When you're working in a grid environment like Apprenda's SaaSGrid, many people are uncertain how to deal with the need for shared state and shared binary content.
This is not unlike Amazon's EC2, though it should be noted that EC2 and SaaSGrid are not in the same category of offering -- you can run a SaaSGrid environment on top of Amazon's IaaS offering: EC2 VM images. SaaSGrid itself is a distributed application server and runtime for SaaS. EC2 is a cloud of virtual machines, part of Amazon's larger AWS suite.
With EC2, you do not have persistent storage locally on your virtualized AMIs -- when your AMI reboots or powers down, all local state is lost. Instead, Amazon offers Elastic Block Storage (EBS) for non-volatile storage of data and content used when bringing your AMIs online, database repos, etc.
Likewise, you cannot assume persistent local storage on any given SaaSGrid node -- any given request to SaaSGrid may take multiple paths to reach its destination, and any given node may leave or join the grid environment at any time. This is why SaaSGrid application development, and most other SOA architecture, best current practices dictate stateless design and implementation as much as possible. Some amount of state can be persisted in an out-of-process cache, such as memcached, but there is still often a need for a binary content repository accessible to all nodes.

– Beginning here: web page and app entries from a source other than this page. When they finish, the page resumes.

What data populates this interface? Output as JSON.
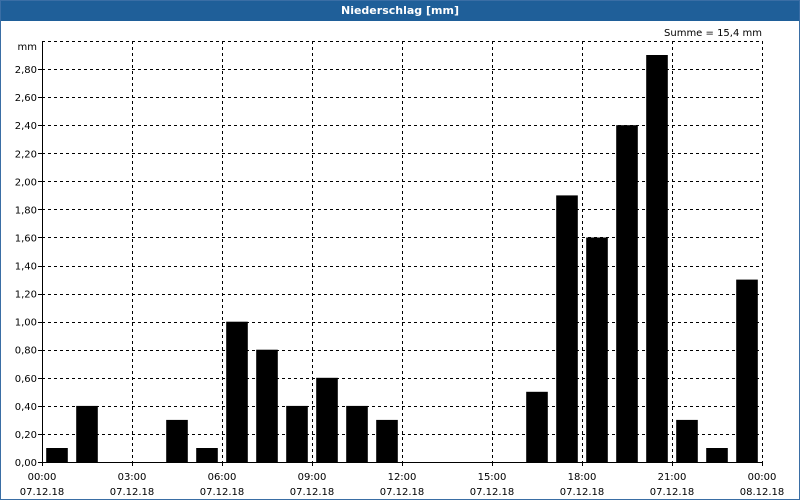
{
  "window": {
    "title": "Niederschlag [mm]"
  },
  "chart": {
    "sum_label": "Summe = 15,4 mm"
  },
  "chart_data": {
    "type": "bar",
    "title": "Niederschlag [mm]",
    "ylabel": "mm",
    "xlabel": "",
    "ylim": [
      0,
      3.0
    ],
    "grid": true,
    "bar_color": "#000000",
    "y_ticks": [
      "0,00",
      "0,20",
      "0,40",
      "0,60",
      "0,80",
      "1,00",
      "1,20",
      "1,40",
      "1,60",
      "1,80",
      "2,00",
      "2,20",
      "2,40",
      "2,60",
      "2,80"
    ],
    "x_ticks": [
      {
        "time": "00:00",
        "date": "07.12.18"
      },
      {
        "time": "03:00",
        "date": "07.12.18"
      },
      {
        "time": "06:00",
        "date": "07.12.18"
      },
      {
        "time": "09:00",
        "date": "07.12.18"
      },
      {
        "time": "12:00",
        "date": "07.12.18"
      },
      {
        "time": "15:00",
        "date": "07.12.18"
      },
      {
        "time": "18:00",
        "date": "07.12.18"
      },
      {
        "time": "21:00",
        "date": "07.12.18"
      },
      {
        "time": "00:00",
        "date": "08.12.18"
      }
    ],
    "categories": [
      "00:00",
      "01:00",
      "02:00",
      "03:00",
      "04:00",
      "05:00",
      "06:00",
      "07:00",
      "08:00",
      "09:00",
      "10:00",
      "11:00",
      "12:00",
      "13:00",
      "14:00",
      "15:00",
      "16:00",
      "17:00",
      "18:00",
      "19:00",
      "20:00",
      "21:00",
      "22:00",
      "23:00"
    ],
    "values": [
      0.1,
      0.4,
      0.0,
      0.0,
      0.3,
      0.1,
      1.0,
      0.8,
      0.4,
      0.6,
      0.4,
      0.3,
      0.0,
      0.0,
      0.0,
      0.0,
      0.5,
      1.9,
      1.6,
      2.4,
      2.9,
      0.3,
      0.1,
      1.3
    ]
  }
}
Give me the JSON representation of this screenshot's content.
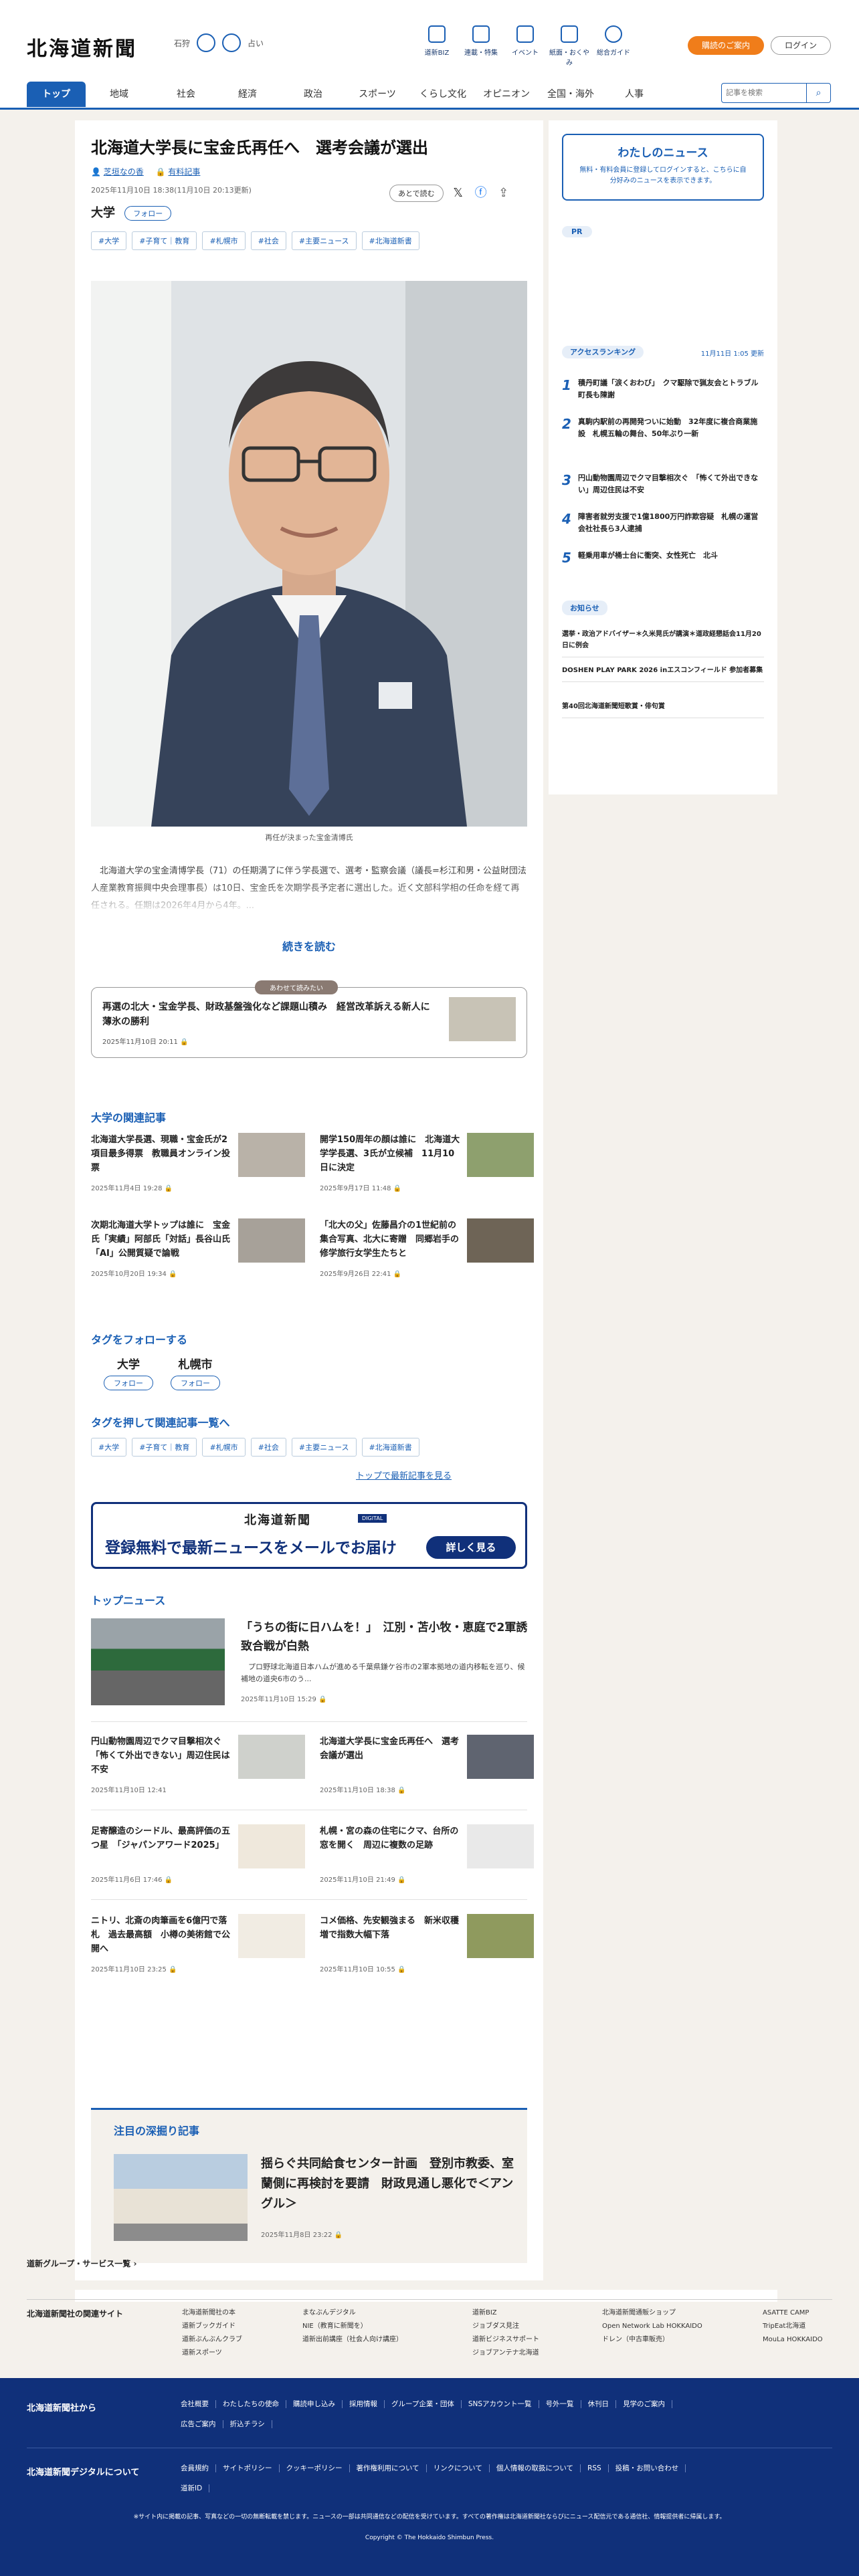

I diagrammed this concept over on the SaaSGrid Developer Blog yesterday.